Exercise brief> The pictures are to be omitted when the entries are reproduced exactly.

Items from an interface collection
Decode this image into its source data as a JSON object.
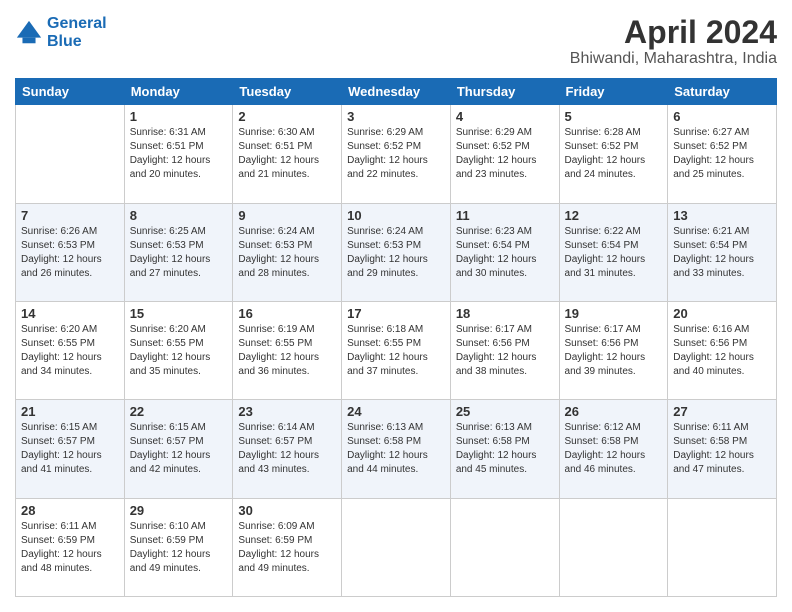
{
  "logo": {
    "line1": "General",
    "line2": "Blue"
  },
  "title": "April 2024",
  "subtitle": "Bhiwandi, Maharashtra, India",
  "days": [
    "Sunday",
    "Monday",
    "Tuesday",
    "Wednesday",
    "Thursday",
    "Friday",
    "Saturday"
  ],
  "weeks": [
    [
      {
        "num": "",
        "info": ""
      },
      {
        "num": "1",
        "info": "Sunrise: 6:31 AM\nSunset: 6:51 PM\nDaylight: 12 hours\nand 20 minutes."
      },
      {
        "num": "2",
        "info": "Sunrise: 6:30 AM\nSunset: 6:51 PM\nDaylight: 12 hours\nand 21 minutes."
      },
      {
        "num": "3",
        "info": "Sunrise: 6:29 AM\nSunset: 6:52 PM\nDaylight: 12 hours\nand 22 minutes."
      },
      {
        "num": "4",
        "info": "Sunrise: 6:29 AM\nSunset: 6:52 PM\nDaylight: 12 hours\nand 23 minutes."
      },
      {
        "num": "5",
        "info": "Sunrise: 6:28 AM\nSunset: 6:52 PM\nDaylight: 12 hours\nand 24 minutes."
      },
      {
        "num": "6",
        "info": "Sunrise: 6:27 AM\nSunset: 6:52 PM\nDaylight: 12 hours\nand 25 minutes."
      }
    ],
    [
      {
        "num": "7",
        "info": "Sunrise: 6:26 AM\nSunset: 6:53 PM\nDaylight: 12 hours\nand 26 minutes."
      },
      {
        "num": "8",
        "info": "Sunrise: 6:25 AM\nSunset: 6:53 PM\nDaylight: 12 hours\nand 27 minutes."
      },
      {
        "num": "9",
        "info": "Sunrise: 6:24 AM\nSunset: 6:53 PM\nDaylight: 12 hours\nand 28 minutes."
      },
      {
        "num": "10",
        "info": "Sunrise: 6:24 AM\nSunset: 6:53 PM\nDaylight: 12 hours\nand 29 minutes."
      },
      {
        "num": "11",
        "info": "Sunrise: 6:23 AM\nSunset: 6:54 PM\nDaylight: 12 hours\nand 30 minutes."
      },
      {
        "num": "12",
        "info": "Sunrise: 6:22 AM\nSunset: 6:54 PM\nDaylight: 12 hours\nand 31 minutes."
      },
      {
        "num": "13",
        "info": "Sunrise: 6:21 AM\nSunset: 6:54 PM\nDaylight: 12 hours\nand 33 minutes."
      }
    ],
    [
      {
        "num": "14",
        "info": "Sunrise: 6:20 AM\nSunset: 6:55 PM\nDaylight: 12 hours\nand 34 minutes."
      },
      {
        "num": "15",
        "info": "Sunrise: 6:20 AM\nSunset: 6:55 PM\nDaylight: 12 hours\nand 35 minutes."
      },
      {
        "num": "16",
        "info": "Sunrise: 6:19 AM\nSunset: 6:55 PM\nDaylight: 12 hours\nand 36 minutes."
      },
      {
        "num": "17",
        "info": "Sunrise: 6:18 AM\nSunset: 6:55 PM\nDaylight: 12 hours\nand 37 minutes."
      },
      {
        "num": "18",
        "info": "Sunrise: 6:17 AM\nSunset: 6:56 PM\nDaylight: 12 hours\nand 38 minutes."
      },
      {
        "num": "19",
        "info": "Sunrise: 6:17 AM\nSunset: 6:56 PM\nDaylight: 12 hours\nand 39 minutes."
      },
      {
        "num": "20",
        "info": "Sunrise: 6:16 AM\nSunset: 6:56 PM\nDaylight: 12 hours\nand 40 minutes."
      }
    ],
    [
      {
        "num": "21",
        "info": "Sunrise: 6:15 AM\nSunset: 6:57 PM\nDaylight: 12 hours\nand 41 minutes."
      },
      {
        "num": "22",
        "info": "Sunrise: 6:15 AM\nSunset: 6:57 PM\nDaylight: 12 hours\nand 42 minutes."
      },
      {
        "num": "23",
        "info": "Sunrise: 6:14 AM\nSunset: 6:57 PM\nDaylight: 12 hours\nand 43 minutes."
      },
      {
        "num": "24",
        "info": "Sunrise: 6:13 AM\nSunset: 6:58 PM\nDaylight: 12 hours\nand 44 minutes."
      },
      {
        "num": "25",
        "info": "Sunrise: 6:13 AM\nSunset: 6:58 PM\nDaylight: 12 hours\nand 45 minutes."
      },
      {
        "num": "26",
        "info": "Sunrise: 6:12 AM\nSunset: 6:58 PM\nDaylight: 12 hours\nand 46 minutes."
      },
      {
        "num": "27",
        "info": "Sunrise: 6:11 AM\nSunset: 6:58 PM\nDaylight: 12 hours\nand 47 minutes."
      }
    ],
    [
      {
        "num": "28",
        "info": "Sunrise: 6:11 AM\nSunset: 6:59 PM\nDaylight: 12 hours\nand 48 minutes."
      },
      {
        "num": "29",
        "info": "Sunrise: 6:10 AM\nSunset: 6:59 PM\nDaylight: 12 hours\nand 49 minutes."
      },
      {
        "num": "30",
        "info": "Sunrise: 6:09 AM\nSunset: 6:59 PM\nDaylight: 12 hours\nand 49 minutes."
      },
      {
        "num": "",
        "info": ""
      },
      {
        "num": "",
        "info": ""
      },
      {
        "num": "",
        "info": ""
      },
      {
        "num": "",
        "info": ""
      }
    ]
  ]
}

Reply>
Decode this image into its source data as a JSON object.
{
  "logo": {
    "line1": "General",
    "line2": "Blue"
  },
  "title": "April 2024",
  "subtitle": "Bhiwandi, Maharashtra, India",
  "days": [
    "Sunday",
    "Monday",
    "Tuesday",
    "Wednesday",
    "Thursday",
    "Friday",
    "Saturday"
  ],
  "weeks": [
    [
      {
        "num": "",
        "info": ""
      },
      {
        "num": "1",
        "info": "Sunrise: 6:31 AM\nSunset: 6:51 PM\nDaylight: 12 hours\nand 20 minutes."
      },
      {
        "num": "2",
        "info": "Sunrise: 6:30 AM\nSunset: 6:51 PM\nDaylight: 12 hours\nand 21 minutes."
      },
      {
        "num": "3",
        "info": "Sunrise: 6:29 AM\nSunset: 6:52 PM\nDaylight: 12 hours\nand 22 minutes."
      },
      {
        "num": "4",
        "info": "Sunrise: 6:29 AM\nSunset: 6:52 PM\nDaylight: 12 hours\nand 23 minutes."
      },
      {
        "num": "5",
        "info": "Sunrise: 6:28 AM\nSunset: 6:52 PM\nDaylight: 12 hours\nand 24 minutes."
      },
      {
        "num": "6",
        "info": "Sunrise: 6:27 AM\nSunset: 6:52 PM\nDaylight: 12 hours\nand 25 minutes."
      }
    ],
    [
      {
        "num": "7",
        "info": "Sunrise: 6:26 AM\nSunset: 6:53 PM\nDaylight: 12 hours\nand 26 minutes."
      },
      {
        "num": "8",
        "info": "Sunrise: 6:25 AM\nSunset: 6:53 PM\nDaylight: 12 hours\nand 27 minutes."
      },
      {
        "num": "9",
        "info": "Sunrise: 6:24 AM\nSunset: 6:53 PM\nDaylight: 12 hours\nand 28 minutes."
      },
      {
        "num": "10",
        "info": "Sunrise: 6:24 AM\nSunset: 6:53 PM\nDaylight: 12 hours\nand 29 minutes."
      },
      {
        "num": "11",
        "info": "Sunrise: 6:23 AM\nSunset: 6:54 PM\nDaylight: 12 hours\nand 30 minutes."
      },
      {
        "num": "12",
        "info": "Sunrise: 6:22 AM\nSunset: 6:54 PM\nDaylight: 12 hours\nand 31 minutes."
      },
      {
        "num": "13",
        "info": "Sunrise: 6:21 AM\nSunset: 6:54 PM\nDaylight: 12 hours\nand 33 minutes."
      }
    ],
    [
      {
        "num": "14",
        "info": "Sunrise: 6:20 AM\nSunset: 6:55 PM\nDaylight: 12 hours\nand 34 minutes."
      },
      {
        "num": "15",
        "info": "Sunrise: 6:20 AM\nSunset: 6:55 PM\nDaylight: 12 hours\nand 35 minutes."
      },
      {
        "num": "16",
        "info": "Sunrise: 6:19 AM\nSunset: 6:55 PM\nDaylight: 12 hours\nand 36 minutes."
      },
      {
        "num": "17",
        "info": "Sunrise: 6:18 AM\nSunset: 6:55 PM\nDaylight: 12 hours\nand 37 minutes."
      },
      {
        "num": "18",
        "info": "Sunrise: 6:17 AM\nSunset: 6:56 PM\nDaylight: 12 hours\nand 38 minutes."
      },
      {
        "num": "19",
        "info": "Sunrise: 6:17 AM\nSunset: 6:56 PM\nDaylight: 12 hours\nand 39 minutes."
      },
      {
        "num": "20",
        "info": "Sunrise: 6:16 AM\nSunset: 6:56 PM\nDaylight: 12 hours\nand 40 minutes."
      }
    ],
    [
      {
        "num": "21",
        "info": "Sunrise: 6:15 AM\nSunset: 6:57 PM\nDaylight: 12 hours\nand 41 minutes."
      },
      {
        "num": "22",
        "info": "Sunrise: 6:15 AM\nSunset: 6:57 PM\nDaylight: 12 hours\nand 42 minutes."
      },
      {
        "num": "23",
        "info": "Sunrise: 6:14 AM\nSunset: 6:57 PM\nDaylight: 12 hours\nand 43 minutes."
      },
      {
        "num": "24",
        "info": "Sunrise: 6:13 AM\nSunset: 6:58 PM\nDaylight: 12 hours\nand 44 minutes."
      },
      {
        "num": "25",
        "info": "Sunrise: 6:13 AM\nSunset: 6:58 PM\nDaylight: 12 hours\nand 45 minutes."
      },
      {
        "num": "26",
        "info": "Sunrise: 6:12 AM\nSunset: 6:58 PM\nDaylight: 12 hours\nand 46 minutes."
      },
      {
        "num": "27",
        "info": "Sunrise: 6:11 AM\nSunset: 6:58 PM\nDaylight: 12 hours\nand 47 minutes."
      }
    ],
    [
      {
        "num": "28",
        "info": "Sunrise: 6:11 AM\nSunset: 6:59 PM\nDaylight: 12 hours\nand 48 minutes."
      },
      {
        "num": "29",
        "info": "Sunrise: 6:10 AM\nSunset: 6:59 PM\nDaylight: 12 hours\nand 49 minutes."
      },
      {
        "num": "30",
        "info": "Sunrise: 6:09 AM\nSunset: 6:59 PM\nDaylight: 12 hours\nand 49 minutes."
      },
      {
        "num": "",
        "info": ""
      },
      {
        "num": "",
        "info": ""
      },
      {
        "num": "",
        "info": ""
      },
      {
        "num": "",
        "info": ""
      }
    ]
  ]
}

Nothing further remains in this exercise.